*REQUIREMENT*. Could you copy every line in the listing below that has the word "Ctrl"?

*DATA SHOWN*.
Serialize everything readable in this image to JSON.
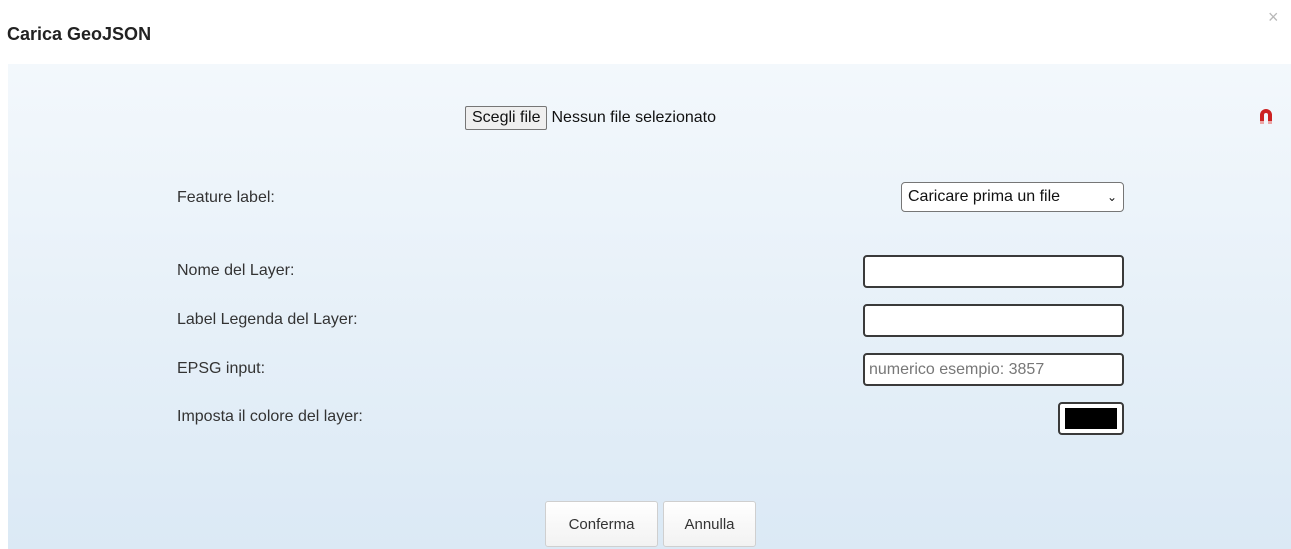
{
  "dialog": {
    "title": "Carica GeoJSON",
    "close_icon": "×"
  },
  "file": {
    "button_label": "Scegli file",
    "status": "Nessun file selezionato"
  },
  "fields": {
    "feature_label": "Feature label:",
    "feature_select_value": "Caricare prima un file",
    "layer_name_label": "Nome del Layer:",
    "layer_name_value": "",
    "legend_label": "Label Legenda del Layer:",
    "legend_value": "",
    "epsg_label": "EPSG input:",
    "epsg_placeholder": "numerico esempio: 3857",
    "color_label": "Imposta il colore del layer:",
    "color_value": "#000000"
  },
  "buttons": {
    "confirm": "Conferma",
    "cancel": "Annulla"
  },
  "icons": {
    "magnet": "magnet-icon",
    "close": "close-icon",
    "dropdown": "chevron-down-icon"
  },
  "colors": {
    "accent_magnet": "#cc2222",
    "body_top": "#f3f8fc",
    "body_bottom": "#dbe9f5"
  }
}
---
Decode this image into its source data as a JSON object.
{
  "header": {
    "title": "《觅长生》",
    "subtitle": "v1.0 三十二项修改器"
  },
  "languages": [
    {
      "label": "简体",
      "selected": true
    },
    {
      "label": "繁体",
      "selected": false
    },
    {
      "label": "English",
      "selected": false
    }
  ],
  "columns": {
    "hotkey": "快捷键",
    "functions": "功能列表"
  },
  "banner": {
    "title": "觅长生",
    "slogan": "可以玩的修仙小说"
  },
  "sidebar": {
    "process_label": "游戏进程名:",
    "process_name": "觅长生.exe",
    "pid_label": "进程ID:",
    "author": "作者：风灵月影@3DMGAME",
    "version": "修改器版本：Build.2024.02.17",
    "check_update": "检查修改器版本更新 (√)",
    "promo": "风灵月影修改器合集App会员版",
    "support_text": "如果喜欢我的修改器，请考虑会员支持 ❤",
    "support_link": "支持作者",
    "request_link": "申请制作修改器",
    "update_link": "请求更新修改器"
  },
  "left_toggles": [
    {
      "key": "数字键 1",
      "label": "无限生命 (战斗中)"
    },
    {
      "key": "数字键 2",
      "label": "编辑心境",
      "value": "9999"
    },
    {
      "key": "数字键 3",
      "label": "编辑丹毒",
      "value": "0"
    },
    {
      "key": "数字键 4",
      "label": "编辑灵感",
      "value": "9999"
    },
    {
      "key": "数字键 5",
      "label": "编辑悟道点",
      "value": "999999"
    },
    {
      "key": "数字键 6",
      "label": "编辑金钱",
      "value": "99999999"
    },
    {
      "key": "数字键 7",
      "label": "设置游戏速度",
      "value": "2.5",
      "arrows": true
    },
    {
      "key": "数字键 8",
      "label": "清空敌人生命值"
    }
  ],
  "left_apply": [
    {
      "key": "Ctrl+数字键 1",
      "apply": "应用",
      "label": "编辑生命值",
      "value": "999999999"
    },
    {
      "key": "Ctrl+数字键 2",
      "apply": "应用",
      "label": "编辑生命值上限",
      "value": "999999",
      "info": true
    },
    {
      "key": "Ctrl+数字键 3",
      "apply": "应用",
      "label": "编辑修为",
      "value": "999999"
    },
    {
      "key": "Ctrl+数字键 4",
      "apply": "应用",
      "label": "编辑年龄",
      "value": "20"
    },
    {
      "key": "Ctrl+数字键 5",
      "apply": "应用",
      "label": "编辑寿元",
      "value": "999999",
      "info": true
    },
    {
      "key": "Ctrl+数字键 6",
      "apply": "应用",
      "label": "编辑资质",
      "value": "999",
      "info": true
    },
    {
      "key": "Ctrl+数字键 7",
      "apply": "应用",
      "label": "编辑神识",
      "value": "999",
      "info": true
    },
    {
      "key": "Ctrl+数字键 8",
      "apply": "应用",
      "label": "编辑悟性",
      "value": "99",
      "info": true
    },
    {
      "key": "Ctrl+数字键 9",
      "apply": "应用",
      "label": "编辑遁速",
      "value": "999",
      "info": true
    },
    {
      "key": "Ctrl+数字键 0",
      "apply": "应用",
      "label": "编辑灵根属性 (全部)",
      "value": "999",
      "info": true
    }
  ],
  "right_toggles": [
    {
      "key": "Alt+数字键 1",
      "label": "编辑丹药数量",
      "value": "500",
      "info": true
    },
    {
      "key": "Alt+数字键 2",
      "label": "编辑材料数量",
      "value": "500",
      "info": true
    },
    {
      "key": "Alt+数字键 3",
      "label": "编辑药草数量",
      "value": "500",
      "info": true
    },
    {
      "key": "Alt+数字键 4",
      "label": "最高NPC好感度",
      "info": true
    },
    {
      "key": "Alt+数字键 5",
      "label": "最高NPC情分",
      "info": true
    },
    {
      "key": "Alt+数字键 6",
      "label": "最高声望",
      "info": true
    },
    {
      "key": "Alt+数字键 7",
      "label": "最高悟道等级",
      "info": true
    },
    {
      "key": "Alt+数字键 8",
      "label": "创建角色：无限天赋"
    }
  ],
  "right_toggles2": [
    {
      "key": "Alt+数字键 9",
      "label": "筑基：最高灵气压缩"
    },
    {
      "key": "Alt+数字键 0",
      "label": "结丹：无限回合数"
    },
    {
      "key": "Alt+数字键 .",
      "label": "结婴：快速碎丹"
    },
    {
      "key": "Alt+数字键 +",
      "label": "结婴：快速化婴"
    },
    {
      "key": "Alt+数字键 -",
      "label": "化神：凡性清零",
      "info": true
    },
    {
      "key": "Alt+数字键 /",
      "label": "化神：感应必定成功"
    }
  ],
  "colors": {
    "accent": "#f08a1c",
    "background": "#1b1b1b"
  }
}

*ANSWER TO THIS TASK*.
      "key": "Ctrl+数字键 1",
      "key": "Ctrl+数字键 2",
      "key": "Ctrl+数字键 3",
      "key": "Ctrl+数字键 4",
      "key": "Ctrl+数字键 5",
      "key": "Ctrl+数字键 6",
      "key": "Ctrl+数字键 7",
      "key": "Ctrl+数字键 8",
      "key": "Ctrl+数字键 9",
      "key": "Ctrl+数字键 0",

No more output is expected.